Feds: Two Elmont gas stations contained unsecure tanks

Business owners allegedly put L.I. groundwater at risk of contamination


A father and daughter have being charged with operating four Long Island gas stations without properly securing underground gasoline storage tanks, federal prosecutors said March 13. The stations — two of which are on Hempstead Turnpike in Elmont — displayed what Loretta Lynch, the U.S. attorney for the Eastern District of New York, said was “a serious and longstanding disregard for the environment” with their violations. The other stations at which prosecutors said there were unsecure tanks are in Island Park and North Babylon.

According to federal prosecutors, Nedjet Yetim, 50, of Patchogue, and his daughter, Rachelann Yetim, 29, of Floral Park, violatedseveral federal leak-prevention requirements for the tanks, which typically contain large amounts of gasoline and waste oil. The Yetims, prosecutors said, failed to comply with the Resource Conservation and Recovery Act, because they did not provide overfill prevention systems or corrosion protection for the gas pipes, maintain records of gas releases, properly cap and secure temporarily closed tanks or cooperate with the Environmental Protection Agency’s requests for information about the tanks, among other violations.

Also named in the complaint are 15 other defendants who prosecutors said are either related to the Yetims or are close associates.

The Yetims face penalties of up to $16,000 per tank for each day of a violation.

The complaint also alleges that there were releases from the tanks at all four stations, each of which is located above a federally designated sole-source aquifer — a water source that supplies at least 50 percent of the drinking water consumed within its boundaries, among other criteria. Prosecutors said that while the violations do not pose an “immediate threat to the drinking water of the area’s residents, defendants’ compliance with the federal leak prevention requirements is vital to ensure the integrity of the tanks and prevent the release of petroleum product to soil and groundwater.”

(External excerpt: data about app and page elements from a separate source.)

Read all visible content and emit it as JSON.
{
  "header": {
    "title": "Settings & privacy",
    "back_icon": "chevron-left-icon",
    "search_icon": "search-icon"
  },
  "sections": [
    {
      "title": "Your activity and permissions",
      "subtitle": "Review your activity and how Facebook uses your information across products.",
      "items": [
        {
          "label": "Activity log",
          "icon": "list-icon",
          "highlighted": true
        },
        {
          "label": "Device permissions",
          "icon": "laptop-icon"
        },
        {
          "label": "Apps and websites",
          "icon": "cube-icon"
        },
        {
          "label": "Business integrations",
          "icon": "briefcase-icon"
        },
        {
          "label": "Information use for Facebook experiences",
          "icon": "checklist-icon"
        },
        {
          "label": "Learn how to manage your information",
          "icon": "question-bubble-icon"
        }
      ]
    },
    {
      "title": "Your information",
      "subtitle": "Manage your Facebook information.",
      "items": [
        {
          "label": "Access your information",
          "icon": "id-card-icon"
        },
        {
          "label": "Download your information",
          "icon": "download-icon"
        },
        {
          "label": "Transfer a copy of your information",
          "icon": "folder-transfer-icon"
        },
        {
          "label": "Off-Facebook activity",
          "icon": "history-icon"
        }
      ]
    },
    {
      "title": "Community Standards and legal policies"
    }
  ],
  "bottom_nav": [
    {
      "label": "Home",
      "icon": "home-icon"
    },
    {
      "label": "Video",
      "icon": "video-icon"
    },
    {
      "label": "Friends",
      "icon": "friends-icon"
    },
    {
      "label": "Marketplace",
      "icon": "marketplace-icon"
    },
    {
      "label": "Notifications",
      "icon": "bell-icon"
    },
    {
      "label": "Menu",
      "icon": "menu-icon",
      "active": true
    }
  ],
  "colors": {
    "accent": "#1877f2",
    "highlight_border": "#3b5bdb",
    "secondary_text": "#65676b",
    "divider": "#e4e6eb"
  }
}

“These defendants ignored their obligations under federal law to safeguard the public from gasoline and waste oil leaks at their underground storage tanks,” Lynch said in a statement. “These violations demonstrate a serious and longstanding disregard for the environment, for the health and safety of their employees, and for the health and safety of residents of Long Island.”

Judith Enck, the regional administrator of EPA Region 2, added, “The public should be assured that EPA will not stand idly by while owners and operators of underground storage tanks engage in practices that endanger public health and safety. We will continue to pursue prosecution of these and other violators to the full extent of the law.”

The gas stations that are the subject of the suit are the BP at 653 Hempstead Turnpike, the Petro at 1278 Hempstead Turnpike, both in Elmont, a Liberty at 725 Wyandanch Ave. in North Babylon and a Petro at 4305 Austin Blvd. in Island Park.